Skip to main content

Iwata: Lack of HD kept the Wii in the casual camp

Nintendo president Satoru Iwata says Nintendo's late entry into the HD era with the Wii U isn't just an attempt to play catch up, but to disprove the distinction between core and casual titles.

Conversing with legendary Nintendo designer Shigeru Miyamoto in the latest Iwata Asks, the executive acknowledged the difficulty faced by Wii developers over the last few years.

"There had been times up to now where you could do things on other companies' hardware, but was difficult to do on Wii," he said.

"With Wii U, I also wanted to alleviate those restrictions as much as possible. ... With this new structure that we are now offering, we have come to recognize that we are now able to solve a number of issues that we feel have been surrounding us for years, so we really feel that this has potential.

"I think this is something that developers outside of the company are feeling, and [internal] developers besides [Miyamoto] are thinking of as well."

Iwata believes the lack of HD graphics on the Wii contributed to the core versus casual division.

"One of the key reasons that such things as the core and the casuals exist today is that we decided not to adopt HD on the Wii console," he said.

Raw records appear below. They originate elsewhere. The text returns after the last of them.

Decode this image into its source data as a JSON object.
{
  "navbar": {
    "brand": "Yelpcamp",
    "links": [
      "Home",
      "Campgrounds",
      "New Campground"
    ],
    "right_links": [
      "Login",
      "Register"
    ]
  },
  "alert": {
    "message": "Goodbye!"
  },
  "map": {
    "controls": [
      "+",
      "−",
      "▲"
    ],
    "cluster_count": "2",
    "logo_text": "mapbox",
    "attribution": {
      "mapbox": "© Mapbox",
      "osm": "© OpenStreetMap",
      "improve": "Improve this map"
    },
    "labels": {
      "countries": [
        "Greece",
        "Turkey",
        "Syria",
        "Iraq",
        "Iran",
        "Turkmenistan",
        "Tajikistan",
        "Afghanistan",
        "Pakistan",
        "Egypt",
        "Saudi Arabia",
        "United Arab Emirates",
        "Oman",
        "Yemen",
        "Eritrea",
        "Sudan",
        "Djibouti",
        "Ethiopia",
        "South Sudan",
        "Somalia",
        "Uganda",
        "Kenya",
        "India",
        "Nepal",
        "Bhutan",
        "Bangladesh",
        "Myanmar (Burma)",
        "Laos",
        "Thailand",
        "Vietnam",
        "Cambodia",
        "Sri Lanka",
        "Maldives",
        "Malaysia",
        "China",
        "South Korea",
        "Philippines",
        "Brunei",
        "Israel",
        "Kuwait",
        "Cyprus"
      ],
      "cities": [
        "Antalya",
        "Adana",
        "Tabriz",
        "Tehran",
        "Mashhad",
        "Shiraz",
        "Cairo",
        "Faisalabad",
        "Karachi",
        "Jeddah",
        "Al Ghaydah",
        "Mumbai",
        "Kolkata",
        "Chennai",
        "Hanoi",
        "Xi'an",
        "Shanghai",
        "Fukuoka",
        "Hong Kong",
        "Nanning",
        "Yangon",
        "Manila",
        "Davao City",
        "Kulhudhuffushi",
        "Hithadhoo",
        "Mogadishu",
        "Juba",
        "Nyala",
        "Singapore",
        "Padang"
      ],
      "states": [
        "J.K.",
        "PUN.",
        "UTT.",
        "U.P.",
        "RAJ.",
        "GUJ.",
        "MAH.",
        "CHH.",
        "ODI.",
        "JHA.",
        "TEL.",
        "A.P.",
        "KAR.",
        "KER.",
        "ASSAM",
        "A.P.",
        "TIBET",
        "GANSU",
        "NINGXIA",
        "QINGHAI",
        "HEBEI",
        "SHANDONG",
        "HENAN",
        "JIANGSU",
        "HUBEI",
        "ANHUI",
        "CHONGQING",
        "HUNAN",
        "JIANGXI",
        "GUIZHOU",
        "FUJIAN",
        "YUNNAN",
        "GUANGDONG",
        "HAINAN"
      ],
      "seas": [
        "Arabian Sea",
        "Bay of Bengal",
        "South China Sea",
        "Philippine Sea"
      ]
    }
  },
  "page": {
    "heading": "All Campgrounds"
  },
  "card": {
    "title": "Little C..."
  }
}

"Of course, besides that there are things like issues with the controller and the challenges that it brings, network functionalities and many other things, but I think HD was the biggest factor that everyone was able to clearly understand the difference.

"In terms of the HD capabilities, Wii U can do something similar, and on top of that, it is equipped with this new controller that adds an entirely new structure to games. I think this is an opportunity for those games that were considered to be core up to now, to evolve into something even more interesting structure.

Expressing a wish for all sorts of games to be released, Iwata said he expects the core and casual markets to merge.

"That core vs. casual debate seems like something that can never see a resolution, but with Wii U, I have a feeling that it all may change. I even feel that the barrier that separated the two genres was only something psychological, just an impression that people had towards them.

"For example, The Legend of Zelda games were something geared towards the toughest audience, and it has been so from the beginning. So it's not like Nintendo doesn't have it in us. But there are quite a number of people who assume that Nintendo is the equivalent of being casual.

"If we are able to break those psychological barriers with Wii U, I feel like we will be able to take our goal of expanding the gaming population even further to the next step."

Keza got hands on with the new console shortly after its reveal; read her impressions.

Thanks, mathare92.

Read this next